Our firm recently represented a client who prevailed at a restraining order hearing. Restraining order hearings are much like a “mini bench trial” in that witnesses are put on the stand to testify, documents are submitted into evidence, and the judge hearing the matter rules at the end of the proceeding. It is important to treat these hearings with the respect and preparation that one would have for trial preparation.
This particular hearing, like many other hearings and trials, came down largely to an issue of who to believe. Our client had one story, and the opposing party had another. Unfortunately, the opposing party also had witnesses that would allegedly support her story. However, upon cross-examination the opposing party’s testimony began to fall apart. By making her walk through every setting and encounter that she testified to, and making her explain the details (the “who”, “what”, “when”, “where”, “why”, and “how”) multiple holes began to appear that made her story lack in credibility. We were then able to magnify those holes and inconsistencies, causing her demeanor to change noticeably for anyone watching.
Despite a good cross-examination, the most important part of the hearing was the testimony offered by our client. We cannot say this with enough emphasis; clients need to be thoroughly prepared to testify prior to taking the stand. In this particular case the proceedings happened quickly, so there was limited time prior to the hearing. Nevertheless, we put our client through a mock cross-examination because clients often times come across as shaky and lacking in confidence. This is largely due to nerves and the fact that people are not used to being “grilled” by an attorney. However, by the time our client took the stand a day later, he was assured, believable, and able to tell his story clearly and accurately. His testimony, contrasted against the opposing party’s evasiveness and anxiety, tipped the scales in his favor.
A client once told us “some people know how to lie better than other people tell the truth”. That is obviously a cynical yet sometimes true aphorism. The remedy to this is to ensure that people who are telling the truth know how to do so as comfortably, confidently, and capably as possible while testifying in front of a judge and/or jury.

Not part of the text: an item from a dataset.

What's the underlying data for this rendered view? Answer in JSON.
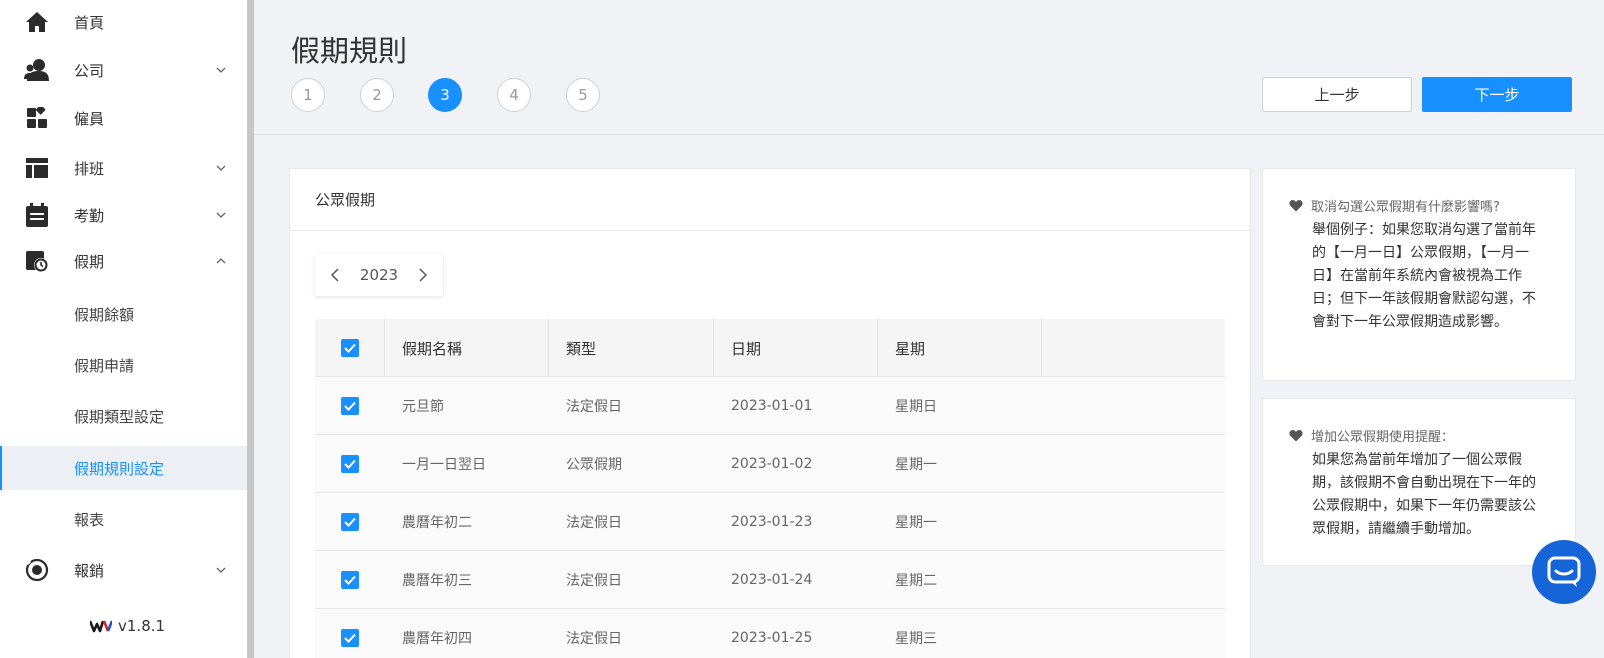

In order to do that, the uncomfortable questioning should come from the client’s own lawyer prior to the hearing.